Visiting Assistant Professor of Communication Cheryl Casey presented a paper titled "Oppression by Convenience/The Convenience of Oppression: Sexist Language Habits and the Ethics of Classroom Discussion" at the annual convention of the Eastern Communication Association in Arlington, Va., on April 16. The paper was sponsored by the Institute for General Semantics and was awarded that division's Top Paper.
In the paper, Casey argued that although diversity initiatives on college campuses have brought the problem of talking about race, class and gender to the fore in many classrooms, sexist discourse persists in everyday language use, masking and justifying gendered power structures. She used naming traditions as one case in point to discuss how the persistence of sexist language is buttressed by the convenience of tradition.

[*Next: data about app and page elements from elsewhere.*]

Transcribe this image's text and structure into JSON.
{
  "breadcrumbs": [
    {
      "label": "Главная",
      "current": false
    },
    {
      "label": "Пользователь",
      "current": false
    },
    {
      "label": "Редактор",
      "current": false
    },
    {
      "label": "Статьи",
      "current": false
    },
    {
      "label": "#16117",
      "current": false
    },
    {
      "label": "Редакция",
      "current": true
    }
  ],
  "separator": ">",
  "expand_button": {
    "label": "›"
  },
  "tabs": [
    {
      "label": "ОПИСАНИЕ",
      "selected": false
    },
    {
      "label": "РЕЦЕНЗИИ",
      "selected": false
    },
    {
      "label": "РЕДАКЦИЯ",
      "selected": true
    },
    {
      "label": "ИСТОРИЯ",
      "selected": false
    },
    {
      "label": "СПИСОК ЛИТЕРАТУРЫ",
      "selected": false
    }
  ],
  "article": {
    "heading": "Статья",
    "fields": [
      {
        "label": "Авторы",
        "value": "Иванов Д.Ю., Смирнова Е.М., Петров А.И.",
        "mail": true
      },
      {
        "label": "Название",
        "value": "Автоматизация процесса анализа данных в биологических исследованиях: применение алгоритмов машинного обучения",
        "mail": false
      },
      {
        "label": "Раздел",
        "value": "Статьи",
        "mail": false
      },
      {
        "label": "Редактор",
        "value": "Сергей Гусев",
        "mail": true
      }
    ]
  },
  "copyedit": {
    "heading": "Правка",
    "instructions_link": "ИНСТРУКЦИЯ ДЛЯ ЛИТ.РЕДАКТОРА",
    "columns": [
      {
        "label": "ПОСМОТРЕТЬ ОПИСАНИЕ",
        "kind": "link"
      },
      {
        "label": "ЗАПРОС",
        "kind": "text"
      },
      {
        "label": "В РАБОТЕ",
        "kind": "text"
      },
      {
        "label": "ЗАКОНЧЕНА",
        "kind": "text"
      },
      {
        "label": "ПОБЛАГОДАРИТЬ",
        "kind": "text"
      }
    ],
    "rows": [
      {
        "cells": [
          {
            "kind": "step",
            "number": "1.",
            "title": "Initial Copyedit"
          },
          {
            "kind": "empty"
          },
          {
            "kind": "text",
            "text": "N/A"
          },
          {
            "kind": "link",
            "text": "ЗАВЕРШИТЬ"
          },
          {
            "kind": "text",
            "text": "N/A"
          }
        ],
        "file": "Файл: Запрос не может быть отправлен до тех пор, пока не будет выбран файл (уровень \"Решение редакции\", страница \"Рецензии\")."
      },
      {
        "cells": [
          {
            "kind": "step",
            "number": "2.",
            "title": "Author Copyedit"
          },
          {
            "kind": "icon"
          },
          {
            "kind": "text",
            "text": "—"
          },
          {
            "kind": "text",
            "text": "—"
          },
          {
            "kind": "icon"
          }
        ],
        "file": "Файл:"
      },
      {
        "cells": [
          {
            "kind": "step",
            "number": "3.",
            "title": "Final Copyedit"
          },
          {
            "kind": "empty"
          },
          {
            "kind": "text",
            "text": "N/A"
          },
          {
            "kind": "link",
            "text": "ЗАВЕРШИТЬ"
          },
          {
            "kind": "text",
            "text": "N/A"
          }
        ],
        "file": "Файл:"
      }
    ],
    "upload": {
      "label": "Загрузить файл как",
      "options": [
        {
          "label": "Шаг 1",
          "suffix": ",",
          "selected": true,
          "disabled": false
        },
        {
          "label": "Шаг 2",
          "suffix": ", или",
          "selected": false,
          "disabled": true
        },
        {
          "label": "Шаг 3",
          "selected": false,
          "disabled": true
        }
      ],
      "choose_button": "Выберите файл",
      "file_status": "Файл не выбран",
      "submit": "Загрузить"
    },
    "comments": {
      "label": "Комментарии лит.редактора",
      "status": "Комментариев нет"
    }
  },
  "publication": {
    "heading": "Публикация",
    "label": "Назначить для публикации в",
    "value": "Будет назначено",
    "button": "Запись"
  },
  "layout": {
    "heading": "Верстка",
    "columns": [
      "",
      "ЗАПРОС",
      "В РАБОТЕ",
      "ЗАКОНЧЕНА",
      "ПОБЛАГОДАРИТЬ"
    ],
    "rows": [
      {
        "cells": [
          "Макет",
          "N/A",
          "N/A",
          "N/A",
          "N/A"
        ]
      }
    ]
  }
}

For example, studies have shown that even women interested in gender issues take their husband's name upon marriage, citing reasons of tradition, familial solidarity and convenience; the power dynamics reflected in the surname change is accepted and taken for granted. Situating her paper within the larger context of the struggle between dominant communication systems and cultural diversity, Casey argued for the reinvigoration of feminist thought in studies of language and culture as a way to develop an ethic of discursive diversity that validates the perceptions of all students in classrooms and campus diversity initiatives.